Her Majesty’s Revenue and Customs (HMRC) spends a lot of time telling us that ‘tax doesn’t have to be taxing’.
However, a three-year research project carried out for ACCA (the Association of Chartered Certified Accountants) by the Universities of Nottingham and Southampton - called The Management of Tax Knowledge - shows that there is a serious lack of understanding of the tax system amongst those in the corporate world responsible for making tax-decisions for their company.
“There is little point in a tax code if key decision-makers aren’t sure how it works”, said ACCA’s Head of Taxation, Chas Roy-Chowdhury. “Tax knowledge and its sharing amongst key stakeholders must be improved to make the tax system more efficient and to ensure that businesses are paying the right amount of tax.”
The Management of Tax Knowledge shows that even when companies have retained the services of an accountancy firm to help them with tax decisions, the information provided to the advisory accountancy firm is neither in the appropriate format, nor is it delivered in a timely fashion.
The research also identified potential problems in the relationship between HMRC and businesses. As the ultimate source of much tax knowledge, it is vital that HMRC communicates effectively with its stakeholders. However, while the majority of respondents to ACCA’s surveys and interviews said they had a ‘good’ relationship with HMRC, only around 25% said they felt they had sufficient opportunities to share tax knowledge with the taxman.
“HMRC needs to consider ways of raising levels of tax knowledge”, added Mr Roy-Chowdhury. “More effective use of the internet may help reduce some of the lack of communication, but at the very least, HMRC needs to improve its feedback capacities. This would ensure that any problems companies are having with tax law, particularly its interpretation, are identified quickly. Meanwhile, businesses should consider the benefits of investing more in developing internal tax experts.”
The research also suggests that a means of providing anonymous feedback to the taxman should be considered to encourage an in-depth discussion of issues.

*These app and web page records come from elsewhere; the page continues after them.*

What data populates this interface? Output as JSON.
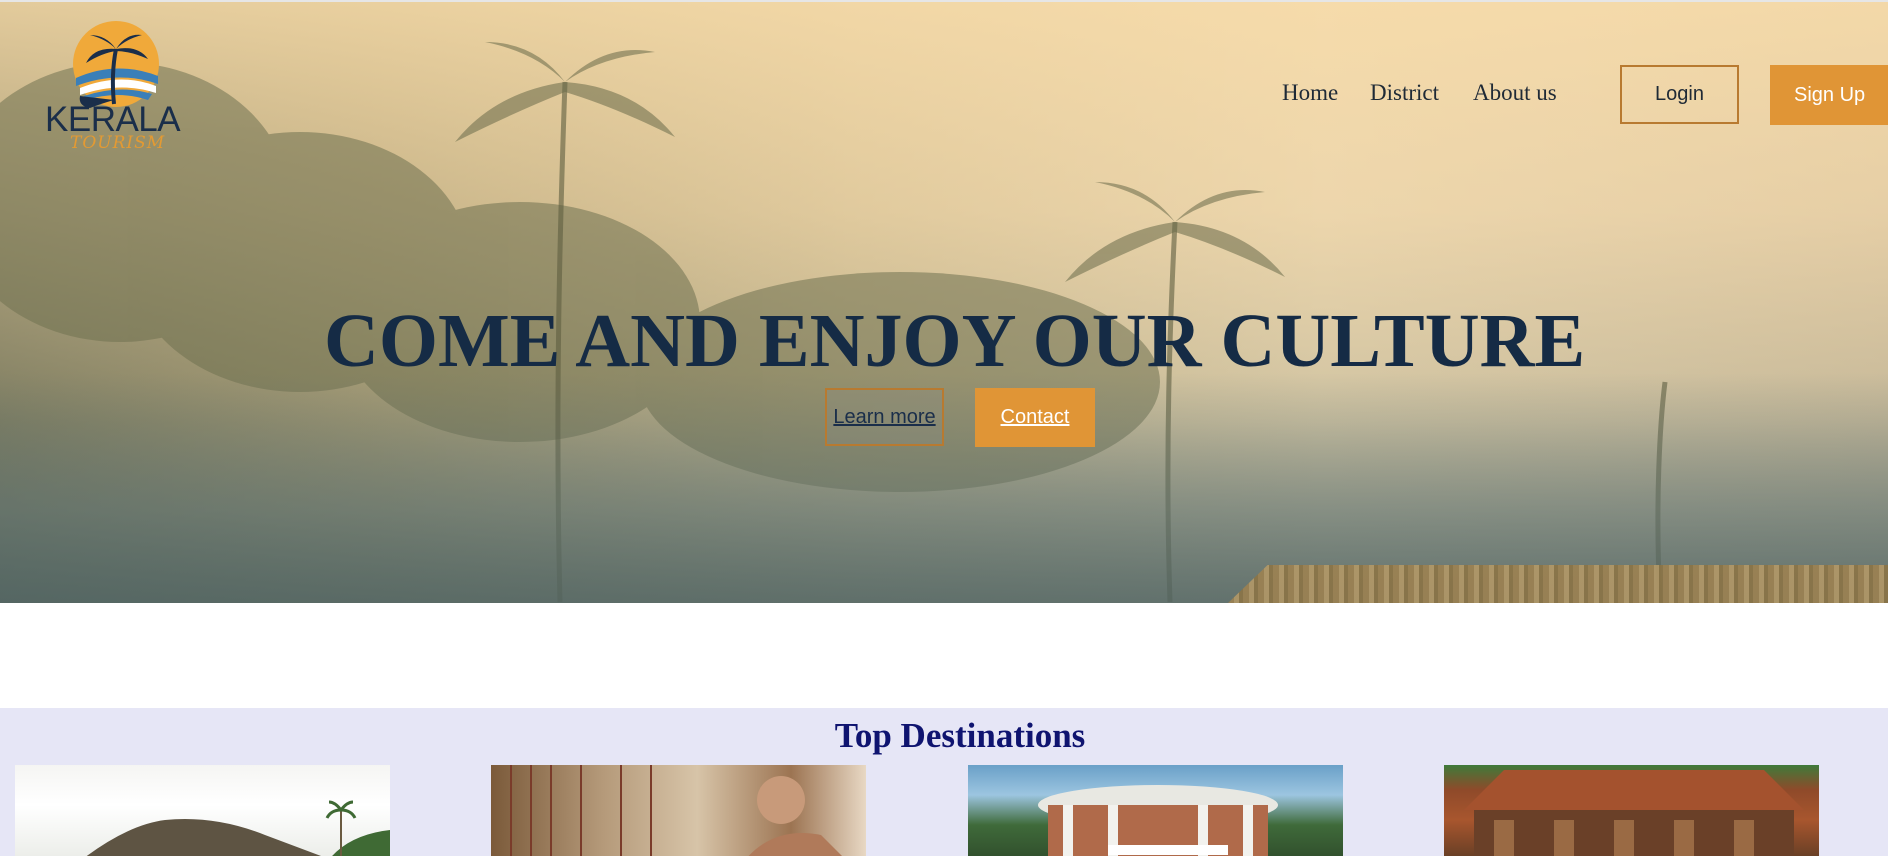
{
  "brand": {
    "name": "KERALA",
    "tagline": "TOURISM",
    "colors": {
      "navy": "#152b45",
      "orange": "#e09536",
      "purple_heading": "#0f1470",
      "section_bg": "#e6e6f6"
    }
  },
  "nav": {
    "items": [
      {
        "label": "Home"
      },
      {
        "label": "District"
      },
      {
        "label": "About us"
      }
    ],
    "login_label": "Login",
    "signup_label": "Sign Up"
  },
  "hero": {
    "headline": "COME AND ENJOY OUR CULTURE",
    "learn_more_label": "Learn more",
    "contact_label": "Contact"
  },
  "destinations": {
    "title": "Top Destinations",
    "cards": [
      {
        "image": "hill-landscape"
      },
      {
        "image": "weaver-at-loom"
      },
      {
        "image": "museum-building"
      },
      {
        "image": "traditional-wooden-house"
      }
    ]
  }
}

Mr Roy-Chowdhury continued: “The other key provider of tax knowledge to businesses is accountancy firms. Considering the majority of small businesses use their accountant as their primary source of business advice, it could be useful for the HMRC to improve further its relationships with accountancy bodies or similar professional institutions in order to improve the dissemination of tax knowledge, as well as improving how it offers feedback.”